Nuclear medicine is specialized medical care that uses tiny amounts of radioactive material to diagnose or treat disease. Most commonly, the radioactive material is used to produce images of the inside of the body.

When nuclear medicine is used for imaging, tiny amounts of radioactive material are mixed into medicine that is injected, swallowed or inhaled. These medications are called radiopharmaceuticals or radiotracers. The medication goes to the part of the body that is being examined, where it emits a kind of invisible energy called gamma waves. Special cameras can take photographs or video of those gamma waves, so they also take an image of the body part where the medication is. Videos can show how the medicine is being processed by the body.

What makes nuclear medicine so useful is that it is extremely accurate. The images taken with nuclear medicine are incredibly precise, providing images down to the molecular level, so they can show disease at its earliest stages. Nuclear medicine can also show the function of body parts instead of just their structure: it can be used to see how well a heart is beating or how much oxygen lungs are holding.
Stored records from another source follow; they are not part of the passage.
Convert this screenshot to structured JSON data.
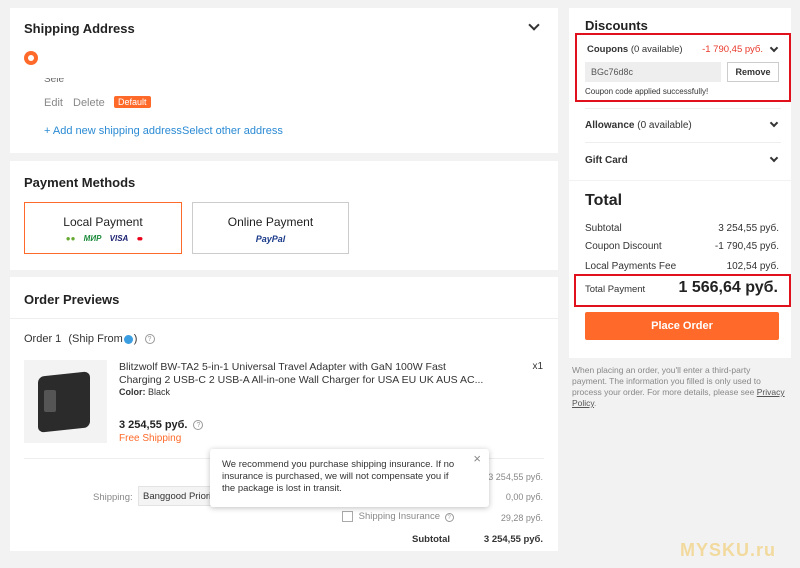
{
  "shipping": {
    "title": "Shipping Address",
    "partial_text": "Sele",
    "edit": "Edit",
    "delete": "Delete",
    "default_badge": "Default",
    "add_new": "+ Add new shipping address",
    "select_other": "Select other address"
  },
  "payment": {
    "title": "Payment Methods",
    "local": "Local Payment",
    "online": "Online Payment",
    "local_logos": [
      "●●",
      "МИР",
      "VISA",
      "●●"
    ],
    "online_logo": "PayPal"
  },
  "order": {
    "title": "Order Previews",
    "order_label": "Order 1",
    "ship_from": "(Ship From",
    "ship_from_end": ")",
    "product_name_1": "Blitzwolf BW-TA2 5-in-1 Universal Travel Adapter with GaN 100W Fast",
    "product_name_2": "Charging 2 USB-C 2 USB-A All-in-one Wall Charger for USA EU UK AUS AC...",
    "color_label": "Color:",
    "color_value": "Black",
    "qty": "x1",
    "price": "3 254,55 руб.",
    "free_shipping": "Free Shipping",
    "item_subtotal": "3 254,55 руб.",
    "shipping_label": "Shipping:",
    "shipping_method": "Banggood Priorit",
    "shipping_cost": "0,00 руб.",
    "insurance_label": "Shipping Insurance",
    "insurance_cost": "29,28 руб.",
    "subtotal_label": "Subtotal",
    "subtotal_value": "3 254,55 руб.",
    "tooltip": "We recommend you purchase shipping insurance. If no insurance is purchased, we will not compensate you if the package is lost in transit."
  },
  "discounts": {
    "title": "Discounts",
    "coupons_label": "Coupons",
    "coupons_count": "(0 available)",
    "coupons_amount": "-1 790,45 руб.",
    "coupon_code": "BGc76d8c",
    "remove": "Remove",
    "success": "Coupon code applied successfully!",
    "allowance_label": "Allowance",
    "allowance_count": "(0 available)",
    "gift_card": "Gift Card"
  },
  "total": {
    "title": "Total",
    "subtotal_label": "Subtotal",
    "subtotal_value": "3 254,55 руб.",
    "coupon_label": "Coupon Discount",
    "coupon_value": "-1 790,45 руб.",
    "fee_label": "Local Payments Fee",
    "fee_value": "102,54 руб.",
    "payment_label": "Total Payment",
    "payment_value": "1 566,64 руб.",
    "place_order": "Place Order",
    "notice": "When placing an order, you'll enter a third-party payment. The information you filled is only used to process your order. For more details, please see",
    "privacy": "Privacy Policy",
    "notice_end": "."
  },
  "watermark": "MYSKU.ru",
  "colors": {
    "accent": "#ff6a2a",
    "highlight": "#e0101c",
    "link": "#2a8ad4"
  }
}
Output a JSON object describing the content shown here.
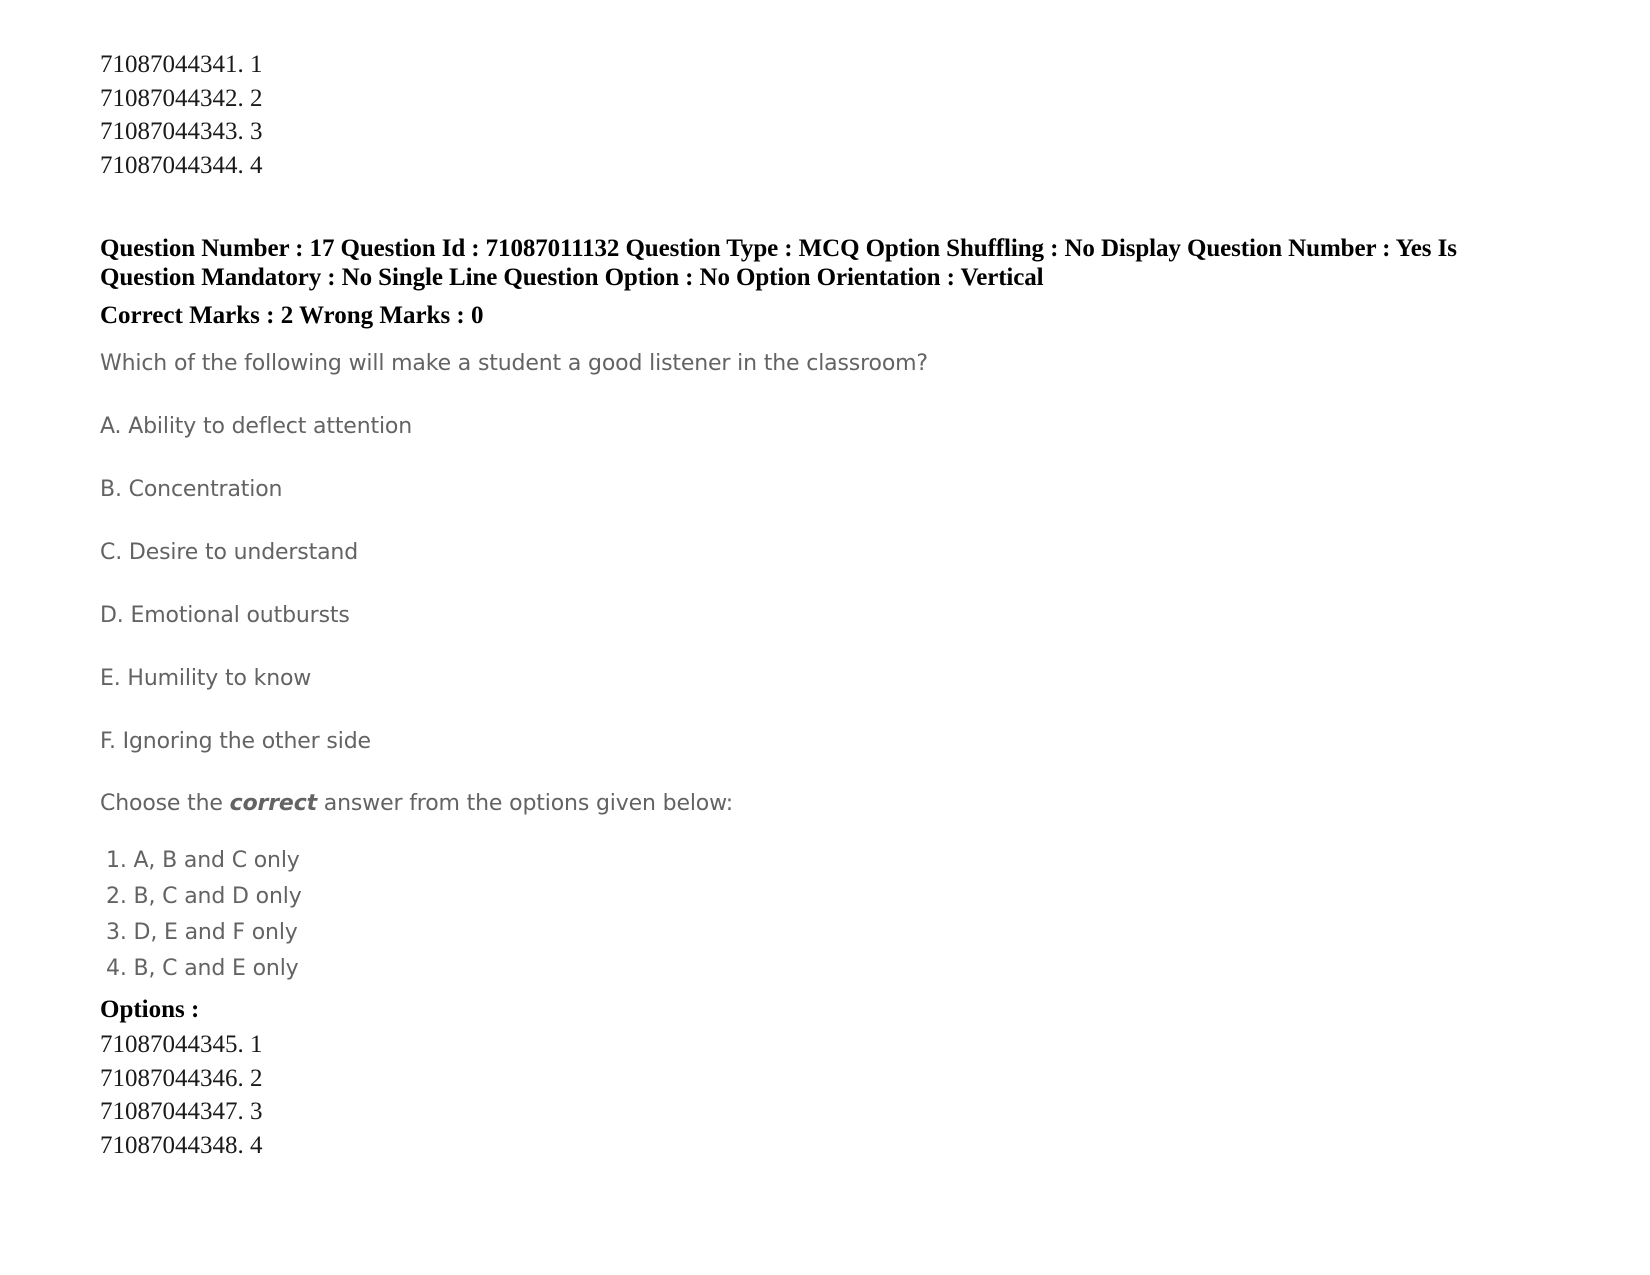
{
  "top_option_ids": [
    "71087044341. 1",
    "71087044342. 2",
    "71087044343. 3",
    "71087044344. 4"
  ],
  "meta": {
    "line1": "Question Number : 17 Question Id : 71087011132 Question Type : MCQ Option Shuffling : No Display Question Number : Yes Is Question Mandatory : No Single Line Question Option : No Option Orientation : Vertical",
    "marks_line": "Correct Marks : 2 Wrong Marks : 0"
  },
  "question": {
    "stem": "Which of the following will make a student a good listener in the classroom?",
    "statements": [
      "A. Ability to deflect attention",
      "B. Concentration",
      "C. Desire to understand",
      "D. Emotional outbursts",
      "E. Humility to know",
      "F. Ignoring the other side"
    ],
    "choose_prefix": "Choose the ",
    "choose_emphasis": "correct",
    "choose_suffix": " answer from the options given below:",
    "answers": [
      "1. A, B and C only",
      "2. B, C and D only",
      "3. D, E and F only",
      "4. B, C and E only"
    ]
  },
  "options_section": {
    "label": "Options :",
    "option_ids": [
      "71087044345. 1",
      "71087044346. 2",
      "71087044347. 3",
      "71087044348. 4"
    ]
  },
  "colors": {
    "page_background": "#ffffff",
    "serif_text": "#000000",
    "scanned_text": "#4a4a4a"
  }
}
It is a way for doctors to see inside the body without the risks of surgery.

The word “radioactive” can make some patients uneasy, but nuclear medicine is very safe. The amount of radiation used is very small, less than a person usually receives from simply standing outside during a normal year. It has been used successfully for more than sixty years, and is painless.

Sometimes nuclear medicine can be used not just to diagnose disease, but also to treat it. Hyperthyroidism is sometimes treated with radioactive iodine, and certain cancers are sometimes treated with targeted radiation or radioactive medications.

Nuclear medicine provides an enormous amount of information that is not available any other way. It helps patients avoid exploratory surgeries or unnecessary treatments, and it helps physicians quickly decide on the best care.